Weeks after campus protests against racism and over-policing at Binghamton University attracted national attention, President Donald Trump commented on the demonstrations at Turning Point USA’s (TPUSA) fifth-annual Student Action Summit in West Palm Beach, Florida.
During his speech, Trump mocked protesters and suggested that the protesters used clubs and bats while demonstrating, stating, they “swing clubs, they swing bats, they swing everything.” Campus demonstrators did not use weapons during any of the protests.
“Take the mask off, take the jackets off and you’ll see their arms are about this big,” Trump said, gesturing with his hands.
Student protests began in November at BU following a pro-gun tabling event held by BU’s chapters of TPUSA and College Republicans on the Spine. Hours before the protest, a shooter opened fire at a high school in Santa Clarita, California. In a statement released by BU College Republicans on Nov. 17, they said they were also promoting an upcoming event sponsored by the Young America’s Foundation (YAF) featuring economist Arthur Laffer. Members of TPUSA and College Republicans did not reserve space on the Spine for the tabling event, as required by Student Association (SA) and University policies. After officers with Binghamton’s New York State University Police (UPD) began separating the groups, some of the protesters turned their message toward UPD, asking, “Who are you protecting?”
Protesters later demonstrated at the YAF event with Laffer on Nov. 18. At the sit-in protest, participants with red armbands read aloud stories of police brutality. They were met by approximately 10 UPD officers, who were dispatched to the event “to maintain order,” according to a statement from Brian Rose, vice president for student affairs. Two protesters, a student and a community member, were arrested.
During his speech on Saturday, Trump said Lacey Kestecher, president of BU’s TPUSA chapter and a freshman majoring in business administration, was “brave” during the protests and invited her to the podium to speak.
“What a lot of these protesters, these leftists — tyrants ultimately — what they didn’t know about me is I do jiujitsu,” Kestecher said. “So even though they’re protesting me, they don’t really know that. I’m just standing there, completely calm, while they’re going off unhinged ultimately.”
Kestecher called protesters “radical leftists” and said the demonstrations were emblematic of an issue of freedom of speech on college campuses.
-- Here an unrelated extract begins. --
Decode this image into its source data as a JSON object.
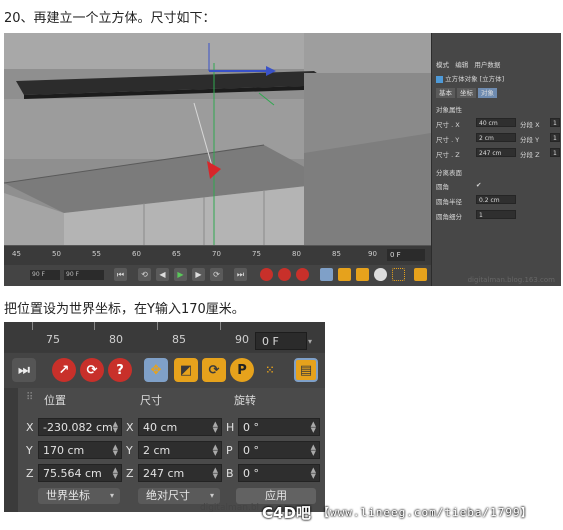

“We need to fight back together, we need to come together,” she said. “We are America, we’re conservatives, we need to join as one and fight back against this nation of liberals.”
Following Trump’s address, the New York Federation of College Republicans released a statement referring to the protesters as “Antifa thugs.” According to Ryan Yarosh, BU’s senior director of media and public relations, Antifa “was not present and is not active on campus.”
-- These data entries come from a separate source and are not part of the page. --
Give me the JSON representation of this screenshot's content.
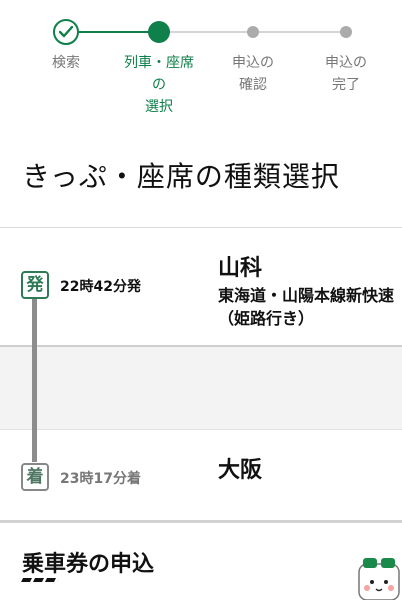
{
  "stepper": {
    "steps": [
      {
        "label": "検索",
        "state": "done"
      },
      {
        "label": "列車・座席\nの\n選択",
        "state": "current"
      },
      {
        "label": "申込の\n確認",
        "state": "pending"
      },
      {
        "label": "申込の\n完了",
        "state": "pending"
      }
    ]
  },
  "page": {
    "title": "きっぷ・座席の種類選択"
  },
  "train": {
    "departure": {
      "badge": "発",
      "time": "22時42分発",
      "station": "山科"
    },
    "train_name": "東海道・山陽本線新快速（姫路行き）",
    "arrival": {
      "badge": "着",
      "time": "23時17分着",
      "station": "大阪"
    }
  },
  "section": {
    "title": "乗車券の申込"
  },
  "icons": {
    "done_step": "check-icon",
    "mascot": "mascot-icon"
  },
  "colors": {
    "accent": "#0f8049",
    "pending": "#ababab",
    "timeline": "#8c8c8c"
  }
}
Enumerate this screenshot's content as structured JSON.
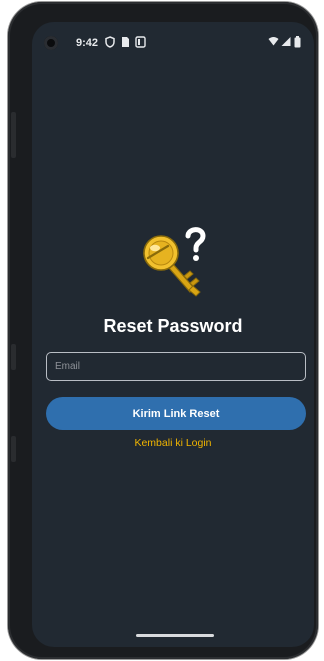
{
  "status_bar": {
    "time": "9:42"
  },
  "reset_form": {
    "title": "Reset Password",
    "email_placeholder": "Email",
    "email_value": "",
    "submit_label": "Kirim Link Reset",
    "back_link": "Kembali ki Login"
  },
  "colors": {
    "background": "#212932",
    "primary_button": "#2f6fae",
    "link": "#f0b400",
    "title_text": "#ffffff"
  },
  "icons": {
    "status_left": [
      "vpn-icon",
      "sim-icon",
      "screen-cast-icon"
    ],
    "status_right": [
      "wifi-icon",
      "signal-icon",
      "battery-icon"
    ],
    "hero": "key-question-icon"
  }
}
“Regardless of one’s political views, we are guided by our own principles and not by the outside political rhetoric that has been fueling situations like this across our country,” Yarosh wrote in an email.
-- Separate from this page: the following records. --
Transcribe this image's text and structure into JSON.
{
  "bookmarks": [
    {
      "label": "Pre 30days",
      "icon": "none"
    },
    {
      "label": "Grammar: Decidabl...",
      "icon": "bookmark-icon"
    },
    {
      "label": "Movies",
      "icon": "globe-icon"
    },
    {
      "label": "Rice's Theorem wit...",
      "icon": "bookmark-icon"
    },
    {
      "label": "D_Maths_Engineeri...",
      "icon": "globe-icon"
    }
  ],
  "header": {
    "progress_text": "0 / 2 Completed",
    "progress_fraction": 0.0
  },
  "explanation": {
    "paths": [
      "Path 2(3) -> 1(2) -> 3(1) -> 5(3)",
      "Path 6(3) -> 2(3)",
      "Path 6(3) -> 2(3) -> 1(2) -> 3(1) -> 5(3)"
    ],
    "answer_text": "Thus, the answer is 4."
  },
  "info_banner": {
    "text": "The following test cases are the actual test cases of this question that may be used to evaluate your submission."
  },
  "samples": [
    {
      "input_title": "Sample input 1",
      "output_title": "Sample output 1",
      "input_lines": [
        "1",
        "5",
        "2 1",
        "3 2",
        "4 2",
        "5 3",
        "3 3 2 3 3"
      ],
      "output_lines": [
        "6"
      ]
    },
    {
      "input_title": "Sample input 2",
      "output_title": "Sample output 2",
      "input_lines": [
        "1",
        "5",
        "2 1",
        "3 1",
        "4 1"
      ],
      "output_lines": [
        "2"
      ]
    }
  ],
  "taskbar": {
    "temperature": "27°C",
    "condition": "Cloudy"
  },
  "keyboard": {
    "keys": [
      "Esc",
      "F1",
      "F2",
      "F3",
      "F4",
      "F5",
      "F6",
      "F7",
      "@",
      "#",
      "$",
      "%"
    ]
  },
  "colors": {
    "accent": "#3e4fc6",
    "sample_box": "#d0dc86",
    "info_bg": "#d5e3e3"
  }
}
BU’s Black Student Union and College Progressives, two of several organizing groups behind the protests, could not be reached for comment and BU’s Latin American Student Union declined to comment.